# EXERCISE REQUIREMENTS:
Which of the lines below contain the string "JSON"? Pull each one out of the data.

** RECORDS FOR THIS TASK follows **

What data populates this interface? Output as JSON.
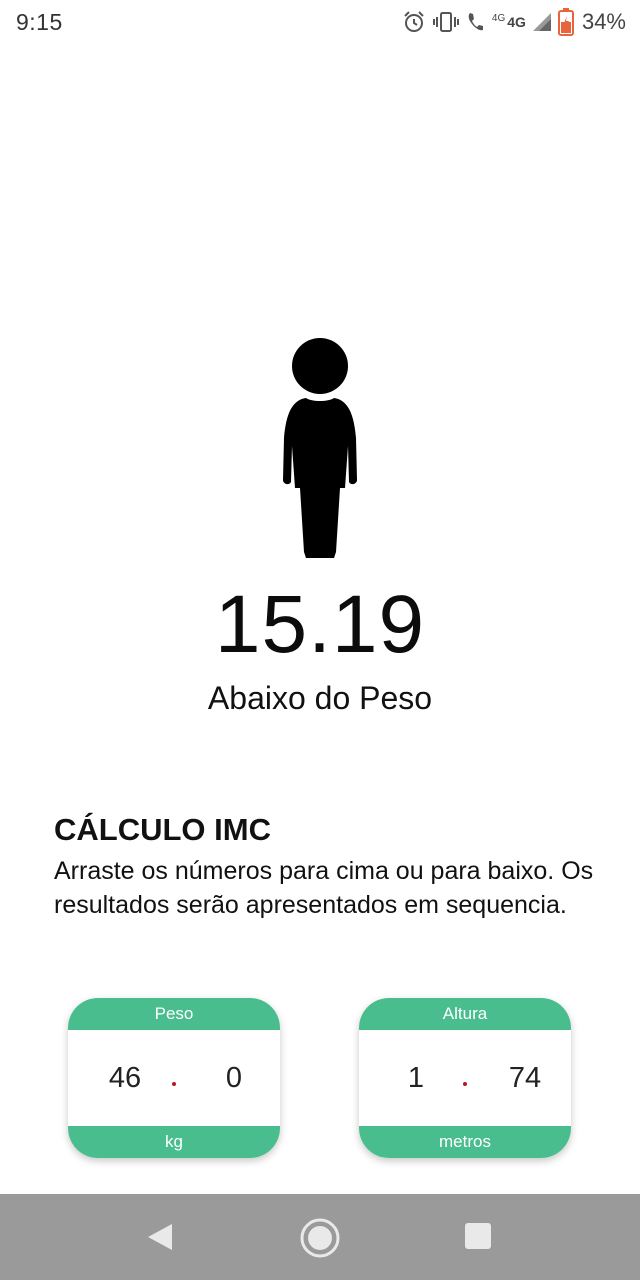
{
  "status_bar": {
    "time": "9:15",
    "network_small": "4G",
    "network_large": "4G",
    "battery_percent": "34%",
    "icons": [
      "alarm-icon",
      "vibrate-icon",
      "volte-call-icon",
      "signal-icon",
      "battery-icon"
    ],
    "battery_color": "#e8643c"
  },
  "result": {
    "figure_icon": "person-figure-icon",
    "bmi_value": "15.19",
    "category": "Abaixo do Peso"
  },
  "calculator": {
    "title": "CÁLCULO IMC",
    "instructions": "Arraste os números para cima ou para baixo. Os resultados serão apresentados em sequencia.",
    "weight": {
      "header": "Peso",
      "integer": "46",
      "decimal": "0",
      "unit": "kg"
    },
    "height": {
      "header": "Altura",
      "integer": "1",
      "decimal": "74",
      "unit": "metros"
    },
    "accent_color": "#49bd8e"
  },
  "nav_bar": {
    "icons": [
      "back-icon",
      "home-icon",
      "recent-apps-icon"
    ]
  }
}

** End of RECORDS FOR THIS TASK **
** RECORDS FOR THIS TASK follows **

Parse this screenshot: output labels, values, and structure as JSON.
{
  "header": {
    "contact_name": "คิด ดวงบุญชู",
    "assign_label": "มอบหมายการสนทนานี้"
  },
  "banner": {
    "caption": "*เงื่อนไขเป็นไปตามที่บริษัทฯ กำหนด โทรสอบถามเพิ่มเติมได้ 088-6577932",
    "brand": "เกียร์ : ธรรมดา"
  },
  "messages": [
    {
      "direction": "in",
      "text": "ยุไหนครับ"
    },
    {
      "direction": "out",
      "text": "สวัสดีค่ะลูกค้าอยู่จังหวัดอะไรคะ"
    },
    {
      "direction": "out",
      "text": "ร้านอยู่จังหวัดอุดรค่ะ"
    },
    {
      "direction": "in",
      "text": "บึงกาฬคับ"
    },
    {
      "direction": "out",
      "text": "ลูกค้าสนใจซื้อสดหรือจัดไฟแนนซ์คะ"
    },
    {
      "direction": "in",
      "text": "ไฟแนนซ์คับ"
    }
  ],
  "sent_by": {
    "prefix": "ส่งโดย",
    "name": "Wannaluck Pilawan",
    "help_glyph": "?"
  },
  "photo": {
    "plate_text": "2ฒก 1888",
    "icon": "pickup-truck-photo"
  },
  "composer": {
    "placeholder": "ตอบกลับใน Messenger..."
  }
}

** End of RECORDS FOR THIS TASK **

# WRITTEN ANSWER:
What data populates this interface? Output as JSON.
Parse this screenshot: output labels, values, and structure as JSON.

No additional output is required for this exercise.